Pepsi-Cola Products Philippines Inc (Pepsi Philippines) announced Friday that its stockholders have approved the company’s plan to voluntarily delist the its shares that are listed on the main board of the Philippine Stock Exchange.
Pepsi Philippines said it has received written assent forms signifying votes in favour of the delisting from stockholders holding, or representing 3.5 million shares or 94.56 per cent of the company’s outstanding capital stock.
“Therefore, by written assent, the delisting of the company’s shares from the main board of the PSE is deemed approved by the stockholders,” the company said in a disclosure.
Pepsi-Cola Philippines received on October 13 the amended tender offer report filed by Lotte Chilsung Beverage Co Ltd with the Securities and Exchange Commission.
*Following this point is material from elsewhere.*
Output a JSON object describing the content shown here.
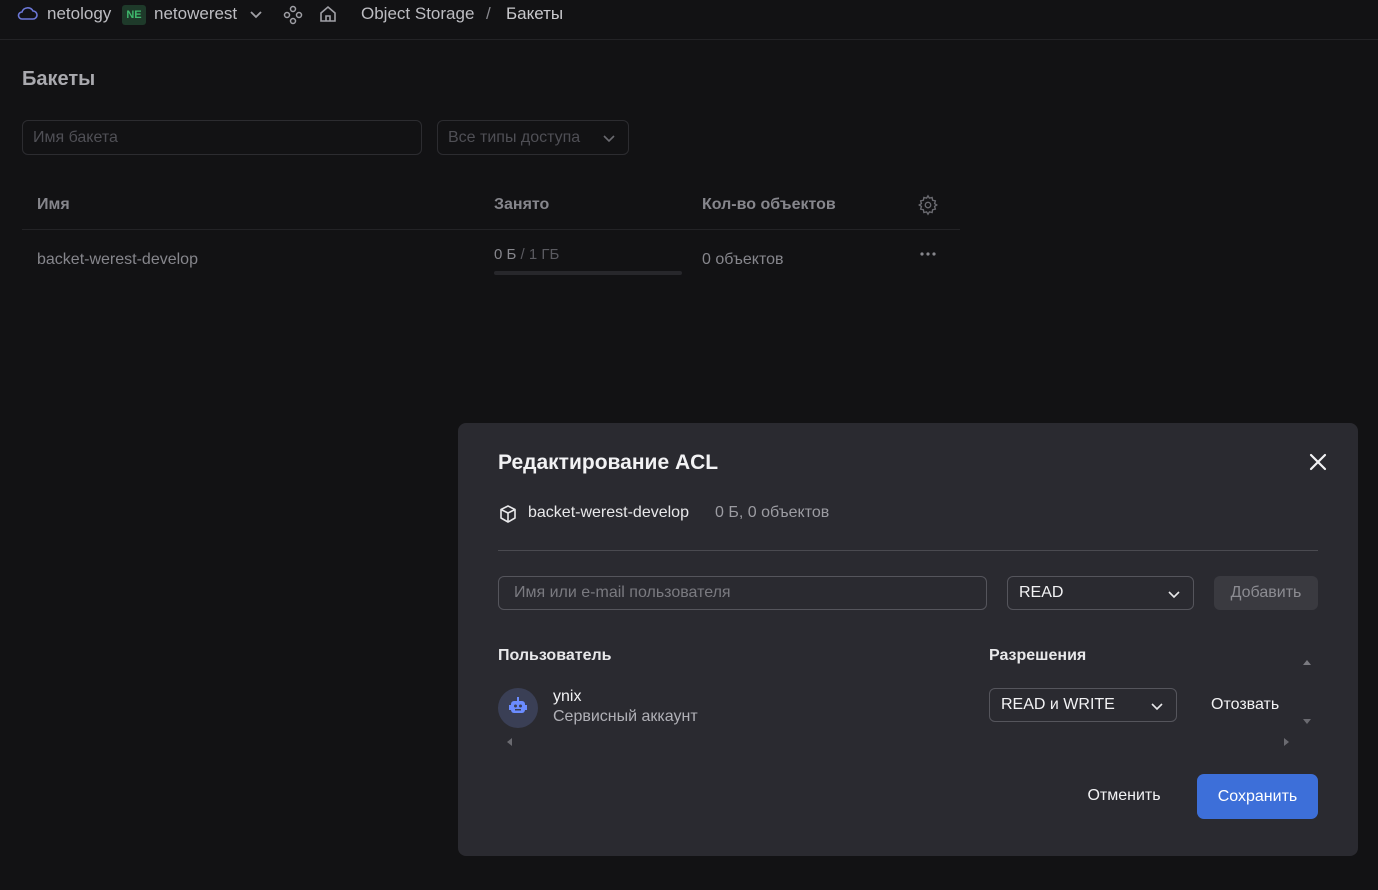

“Please be advised that on 30 September 2020, the PSE advised the Tender Offer Agent, First Metro Securities Brokerage Corporation, that the PSE will not approve the crossing through the facilities of the PSE of shares that will be tendered by minority shareholders in connection with the Delisting Tender Offer since it will not temporarily lift the trading suspension imposed on PCPPI when the Company fell below the minimum public ownership requirement. In view of the foregoing, the transfer of the Tender Offer Shares would now to be undertaken outside the facilities of the PSE. Accordingly, the costs on the tendering shareholders, the documentary requirements, and mechanics for tendering the shares have been amended in this Tender Offer Report,” the company disclosed.
The South Korean firm, which currently holds 42.22 per cent of Pepsi Philippines, intends to acquire approximately 2.1 billion common shares, equivalent to 57.78 per cent of the total issued and outstanding capital stock of the Philippine-listed company.
Lotte Chilsung Beverage became the biggest shareholder of company when it acquired 34.4 per cent of the company in 2010 for 4.4 billion pesos ($87 million). The company acquired 1.27 billion shares of Guoco Inc, Hong Way, and other minority shareholders at 3.50 pesos per share back then. – BusinessNewsAsia.com